Following his graduation with a master of divinity degree in 2000, Flowers served as a youth pastor, was a regular speaker at youth camps, and later became the staff evangelist of a local church. That position allowed him to travel throughout the country to preach at youth events, revivals and church services of all kinds.
In 2003, in light of his experience, Flowers was selected to fill a position previously held by his father—youth evangelism director for the BGCT. In 2016, he also began overseeing the BGCT’s apologetics ministries.
Equipping students for evangelism
In this position, Flowers manages efforts to reach and equip youth throughout Texas. One of these efforts is Super Summer, a weeklong training camp that seeks to develop young believers to their fullest potential as Christian leaders. Another effort is the two-day Youth Evangelism Conference, which aims to challenge students to share the good news of Jesus Christ and experience the difference a relationship with Christ makes.
Regarding specific methods for evangelizing youth, Flowers said: “Do not feel like you have to change how you do evangelism in order to reach young people. Be yourself. Tell your own story, and whatever you do, be real.”
Due to his upbringing in the church, this mentality has a specific application for Flowers. A large percentage of students who attend BGCT events were raised in the church, but many have lost the motivation for what drives them in reaching the lost. Addressing this loss of motivation is important, Flowers said, because reaching unbelievers “starts with the ‘why,’ with the purpose of evangelism.” One’s love for God and gratitude for what he has done by sending Jesus into the world should inspire obedience, he said.
Flowers learned this lesson from experience. So, he is uniquely capable of reaching students who come from such a background. Specifically, his relatable testimony opens doors to evangelize the lost and strengthen believers.
“Young people want to see someone who is genuine and real,” he said. “Just tell them your story, and don’t leave out your mistakes. Let them see that you have struggled just like they are (struggling now), and show them there is hope.”
Flowers noted he is humbled to be even a small part of all that God does in and through his ministry, which provides not only him but also other believers the opportunity to share the hope found in Christ. Whenever an event concludes, he rejoices as reports of God’s faithfulness pour in.
One report from a 2016 Super Summer session details the salvation of Kaylin, a student who largely had been absent from church during the preceding semester. Although Kaylin’s youth pastor initially was reluctant to let her attend the training camp, since it is designed for student leaders, a last-minute dropout left an open spot, and he sensed perhaps God wanted her to be there.
A few days into the camp, Kaylin informed the youth pastor she wanted to be baptized. After further counsel, however, she determined she never actually made a profession of faith in Christ. One of the Super Summer workers proceeded to walk her through the gospel, and Kaylin realized she both needed and wanted to make Jesus the Lord of her life.

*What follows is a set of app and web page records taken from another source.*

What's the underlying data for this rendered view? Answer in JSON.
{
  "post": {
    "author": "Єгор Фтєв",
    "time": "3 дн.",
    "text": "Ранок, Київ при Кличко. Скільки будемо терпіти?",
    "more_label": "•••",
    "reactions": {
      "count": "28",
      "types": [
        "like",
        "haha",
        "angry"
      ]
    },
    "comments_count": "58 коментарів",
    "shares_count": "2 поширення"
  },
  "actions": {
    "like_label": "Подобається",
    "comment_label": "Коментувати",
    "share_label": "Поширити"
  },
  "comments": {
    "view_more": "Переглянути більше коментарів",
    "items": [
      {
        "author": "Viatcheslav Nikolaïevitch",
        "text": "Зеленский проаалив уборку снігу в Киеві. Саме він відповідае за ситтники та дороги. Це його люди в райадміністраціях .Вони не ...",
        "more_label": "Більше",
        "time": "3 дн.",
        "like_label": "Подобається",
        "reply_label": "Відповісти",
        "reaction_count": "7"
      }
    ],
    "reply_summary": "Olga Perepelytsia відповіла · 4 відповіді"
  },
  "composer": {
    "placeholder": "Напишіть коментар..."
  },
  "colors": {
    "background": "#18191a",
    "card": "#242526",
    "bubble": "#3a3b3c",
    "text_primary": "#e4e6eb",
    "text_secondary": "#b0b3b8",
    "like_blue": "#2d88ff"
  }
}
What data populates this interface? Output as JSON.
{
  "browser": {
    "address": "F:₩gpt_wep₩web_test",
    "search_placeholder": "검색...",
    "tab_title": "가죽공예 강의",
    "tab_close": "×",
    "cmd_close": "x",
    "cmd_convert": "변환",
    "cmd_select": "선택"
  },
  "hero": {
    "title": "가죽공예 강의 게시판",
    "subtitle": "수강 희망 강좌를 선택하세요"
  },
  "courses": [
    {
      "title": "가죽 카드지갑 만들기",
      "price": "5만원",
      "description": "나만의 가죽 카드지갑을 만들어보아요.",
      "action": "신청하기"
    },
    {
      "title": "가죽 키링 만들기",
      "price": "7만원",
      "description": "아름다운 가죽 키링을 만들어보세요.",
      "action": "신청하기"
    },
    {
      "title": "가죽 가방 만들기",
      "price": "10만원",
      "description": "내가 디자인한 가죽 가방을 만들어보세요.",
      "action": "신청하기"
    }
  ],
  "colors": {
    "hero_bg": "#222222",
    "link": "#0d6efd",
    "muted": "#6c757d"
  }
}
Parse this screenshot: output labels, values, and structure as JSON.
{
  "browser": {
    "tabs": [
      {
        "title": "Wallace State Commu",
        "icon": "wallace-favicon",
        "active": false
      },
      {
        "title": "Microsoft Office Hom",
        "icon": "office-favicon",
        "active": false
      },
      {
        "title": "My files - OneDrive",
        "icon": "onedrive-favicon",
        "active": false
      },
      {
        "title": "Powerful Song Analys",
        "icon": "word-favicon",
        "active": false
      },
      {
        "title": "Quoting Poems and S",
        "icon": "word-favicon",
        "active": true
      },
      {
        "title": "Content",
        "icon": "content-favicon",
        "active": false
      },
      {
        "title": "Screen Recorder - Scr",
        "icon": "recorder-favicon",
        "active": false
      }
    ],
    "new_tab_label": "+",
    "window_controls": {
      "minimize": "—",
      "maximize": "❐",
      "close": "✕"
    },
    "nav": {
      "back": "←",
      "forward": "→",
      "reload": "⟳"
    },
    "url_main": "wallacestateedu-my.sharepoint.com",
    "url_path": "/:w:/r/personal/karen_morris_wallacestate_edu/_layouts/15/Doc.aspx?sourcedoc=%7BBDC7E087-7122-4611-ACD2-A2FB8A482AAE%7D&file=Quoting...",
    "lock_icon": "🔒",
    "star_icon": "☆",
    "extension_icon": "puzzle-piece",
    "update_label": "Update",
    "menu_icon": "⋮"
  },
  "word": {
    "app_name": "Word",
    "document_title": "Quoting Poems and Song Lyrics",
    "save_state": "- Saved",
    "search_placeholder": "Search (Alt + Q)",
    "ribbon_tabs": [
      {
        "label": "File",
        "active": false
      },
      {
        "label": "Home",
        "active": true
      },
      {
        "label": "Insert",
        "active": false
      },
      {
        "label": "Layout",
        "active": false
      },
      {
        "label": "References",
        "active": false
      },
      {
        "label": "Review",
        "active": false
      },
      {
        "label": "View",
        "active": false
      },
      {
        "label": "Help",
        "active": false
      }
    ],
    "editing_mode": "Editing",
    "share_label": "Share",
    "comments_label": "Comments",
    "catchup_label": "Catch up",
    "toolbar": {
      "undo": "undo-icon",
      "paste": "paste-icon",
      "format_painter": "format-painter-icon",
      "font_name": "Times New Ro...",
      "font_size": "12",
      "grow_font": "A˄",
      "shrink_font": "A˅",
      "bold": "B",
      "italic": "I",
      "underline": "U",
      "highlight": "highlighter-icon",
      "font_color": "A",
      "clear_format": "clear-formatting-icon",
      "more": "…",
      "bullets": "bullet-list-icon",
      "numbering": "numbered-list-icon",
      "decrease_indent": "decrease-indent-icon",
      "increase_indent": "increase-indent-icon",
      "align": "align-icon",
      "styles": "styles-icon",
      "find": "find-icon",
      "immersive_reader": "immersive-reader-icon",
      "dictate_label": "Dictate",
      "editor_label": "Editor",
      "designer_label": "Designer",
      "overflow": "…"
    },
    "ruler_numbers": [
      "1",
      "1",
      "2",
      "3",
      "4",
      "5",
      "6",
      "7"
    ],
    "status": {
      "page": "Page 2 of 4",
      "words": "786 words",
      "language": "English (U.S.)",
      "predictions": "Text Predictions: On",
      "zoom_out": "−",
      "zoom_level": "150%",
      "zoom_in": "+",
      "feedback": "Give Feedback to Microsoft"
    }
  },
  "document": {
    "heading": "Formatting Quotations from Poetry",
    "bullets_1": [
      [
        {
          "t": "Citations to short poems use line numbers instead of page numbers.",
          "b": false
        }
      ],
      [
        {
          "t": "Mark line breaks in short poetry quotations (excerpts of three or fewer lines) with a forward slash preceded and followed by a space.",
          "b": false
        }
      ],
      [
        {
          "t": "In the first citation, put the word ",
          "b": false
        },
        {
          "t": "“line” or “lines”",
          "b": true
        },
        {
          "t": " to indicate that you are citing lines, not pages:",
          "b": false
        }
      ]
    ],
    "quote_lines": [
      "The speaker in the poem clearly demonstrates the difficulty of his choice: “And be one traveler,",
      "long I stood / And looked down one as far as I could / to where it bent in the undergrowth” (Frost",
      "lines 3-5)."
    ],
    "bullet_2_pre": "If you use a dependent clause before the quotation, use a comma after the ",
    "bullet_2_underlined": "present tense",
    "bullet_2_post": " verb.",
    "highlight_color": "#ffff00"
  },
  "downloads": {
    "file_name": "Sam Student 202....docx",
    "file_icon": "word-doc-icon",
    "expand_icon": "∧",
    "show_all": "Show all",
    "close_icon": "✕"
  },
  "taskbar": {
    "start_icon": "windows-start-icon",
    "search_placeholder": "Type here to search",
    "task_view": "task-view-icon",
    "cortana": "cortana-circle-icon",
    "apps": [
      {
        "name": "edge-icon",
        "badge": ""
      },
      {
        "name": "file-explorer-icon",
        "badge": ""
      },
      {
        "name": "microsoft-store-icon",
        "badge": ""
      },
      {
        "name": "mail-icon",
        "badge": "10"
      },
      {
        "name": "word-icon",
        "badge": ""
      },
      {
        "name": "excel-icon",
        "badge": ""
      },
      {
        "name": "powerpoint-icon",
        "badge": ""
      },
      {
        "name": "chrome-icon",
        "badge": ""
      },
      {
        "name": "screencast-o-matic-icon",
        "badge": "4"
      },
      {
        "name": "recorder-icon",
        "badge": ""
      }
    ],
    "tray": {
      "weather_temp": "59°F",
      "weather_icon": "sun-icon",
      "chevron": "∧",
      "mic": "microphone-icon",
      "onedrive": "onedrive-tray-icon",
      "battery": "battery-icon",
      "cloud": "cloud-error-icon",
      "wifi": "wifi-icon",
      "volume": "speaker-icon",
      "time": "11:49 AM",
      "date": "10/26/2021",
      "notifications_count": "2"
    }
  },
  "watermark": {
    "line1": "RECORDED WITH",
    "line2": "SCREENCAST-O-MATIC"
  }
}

When Kaylin told her youth pastor about her new birth in Christ, he was overjoyed. He exclaimed, “You weren’t even going to come!” He later wrote in his report of the experience, “It was then that I realized that God gave me an incredible opportunity to celebrate the ‘coming to life’ of one of my students; a student who wasn’t even planning to go, but God’s faithfulness to pursue her and transform her heart won out!”
Flowers receives numerous similar testimonies, and he continues to be amazed to see how God uses the ministries he oversees to impact the world.
Although he previously struggled with relating to God, he now sees God clearly at work all around him, enticing him to know him better. Drawing nearer to God through obedience to his call, Flowers falls more in love with God each day, and that drives him to encourage others to do the same.
This story originally was published in Southwestern News, a quarterly publication of Southwestern Baptist Theological Seminary.